AIM OF THE TASK: Without changing a single word, output each entry.

Page and application data records:
┄┄┄┄┄┄┄┄┄┄

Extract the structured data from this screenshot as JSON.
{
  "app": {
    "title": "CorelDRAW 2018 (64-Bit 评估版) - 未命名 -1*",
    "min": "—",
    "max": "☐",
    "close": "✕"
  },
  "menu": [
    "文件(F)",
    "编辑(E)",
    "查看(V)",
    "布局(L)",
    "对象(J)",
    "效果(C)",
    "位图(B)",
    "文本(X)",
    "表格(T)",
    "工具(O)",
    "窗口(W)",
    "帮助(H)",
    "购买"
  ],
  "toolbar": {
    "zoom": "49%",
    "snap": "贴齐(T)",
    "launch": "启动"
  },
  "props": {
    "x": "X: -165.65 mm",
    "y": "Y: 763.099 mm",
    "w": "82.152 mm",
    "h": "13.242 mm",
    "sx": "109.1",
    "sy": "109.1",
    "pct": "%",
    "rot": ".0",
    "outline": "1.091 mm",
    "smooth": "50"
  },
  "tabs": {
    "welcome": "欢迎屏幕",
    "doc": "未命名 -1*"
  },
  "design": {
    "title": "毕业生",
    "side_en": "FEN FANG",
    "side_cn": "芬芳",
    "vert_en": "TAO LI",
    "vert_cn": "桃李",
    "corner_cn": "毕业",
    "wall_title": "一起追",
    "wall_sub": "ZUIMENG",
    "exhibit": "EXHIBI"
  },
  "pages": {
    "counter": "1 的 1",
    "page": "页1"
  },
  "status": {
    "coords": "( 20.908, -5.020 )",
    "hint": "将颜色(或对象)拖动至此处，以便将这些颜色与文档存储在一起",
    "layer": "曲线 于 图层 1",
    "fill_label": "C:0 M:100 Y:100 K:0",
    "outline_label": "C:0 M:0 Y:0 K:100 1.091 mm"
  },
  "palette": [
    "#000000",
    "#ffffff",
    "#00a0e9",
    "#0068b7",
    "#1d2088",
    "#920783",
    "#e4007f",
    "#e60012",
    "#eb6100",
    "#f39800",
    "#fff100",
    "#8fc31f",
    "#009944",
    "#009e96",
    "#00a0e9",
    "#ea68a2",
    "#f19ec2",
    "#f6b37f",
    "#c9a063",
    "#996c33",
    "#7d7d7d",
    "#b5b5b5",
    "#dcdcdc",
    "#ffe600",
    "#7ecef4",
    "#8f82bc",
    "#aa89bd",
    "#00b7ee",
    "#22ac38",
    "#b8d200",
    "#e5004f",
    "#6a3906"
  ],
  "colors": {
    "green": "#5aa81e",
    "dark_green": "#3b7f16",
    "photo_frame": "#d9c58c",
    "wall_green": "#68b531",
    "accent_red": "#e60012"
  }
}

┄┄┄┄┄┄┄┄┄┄

TASK ANSWER:
Extract the structured data from this screenshot as JSON.
{
  "app": {
    "title": "CorelDRAW 2018 (64-Bit 评估版) - 未命名 -1*",
    "min": "—",
    "max": "☐",
    "close": "✕"
  },
  "menu": [
    "文件(F)",
    "编辑(E)",
    "查看(V)",
    "布局(L)",
    "对象(J)",
    "效果(C)",
    "位图(B)",
    "文本(X)",
    "表格(T)",
    "工具(O)",
    "窗口(W)",
    "帮助(H)",
    "购买"
  ],
  "toolbar": {
    "zoom": "49%",
    "snap": "贴齐(T)",
    "launch": "启动"
  },
  "props": {
    "x": "X: -165.65 mm",
    "y": "Y: 763.099 mm",
    "w": "82.152 mm",
    "h": "13.242 mm",
    "sx": "109.1",
    "sy": "109.1",
    "pct": "%",
    "rot": ".0",
    "outline": "1.091 mm",
    "smooth": "50"
  },
  "tabs": {
    "welcome": "欢迎屏幕",
    "doc": "未命名 -1*"
  },
  "design": {
    "title": "毕业生",
    "side_en": "FEN FANG",
    "side_cn": "芬芳",
    "vert_en": "TAO LI",
    "vert_cn": "桃李",
    "corner_cn": "毕业",
    "wall_title": "一起追",
    "wall_sub": "ZUIMENG",
    "exhibit": "EXHIBI"
  },
  "pages": {
    "counter": "1 的 1",
    "page": "页1"
  },
  "status": {
    "coords": "( 20.908, -5.020 )",
    "hint": "将颜色(或对象)拖动至此处，以便将这些颜色与文档存储在一起",
    "layer": "曲线 于 图层 1",
    "fill_label": "C:0 M:100 Y:100 K:0",
    "outline_label": "C:0 M:0 Y:0 K:100 1.091 mm"
  },
  "palette": [
    "#000000",
    "#ffffff",
    "#00a0e9",
    "#0068b7",
    "#1d2088",
    "#920783",
    "#e4007f",
    "#e60012",
    "#eb6100",
    "#f39800",
    "#fff100",
    "#8fc31f",
    "#009944",
    "#009e96",
    "#00a0e9",
    "#ea68a2",
    "#f19ec2",
    "#f6b37f",
    "#c9a063",
    "#996c33",
    "#7d7d7d",
    "#b5b5b5",
    "#dcdcdc",
    "#ffe600",
    "#7ecef4",
    "#8f82bc",
    "#aa89bd",
    "#00b7ee",
    "#22ac38",
    "#b8d200",
    "#e5004f",
    "#6a3906"
  ],
  "colors": {
    "green": "#5aa81e",
    "dark_green": "#3b7f16",
    "photo_frame": "#d9c58c",
    "wall_green": "#68b531",
    "accent_red": "#e60012"
  }
}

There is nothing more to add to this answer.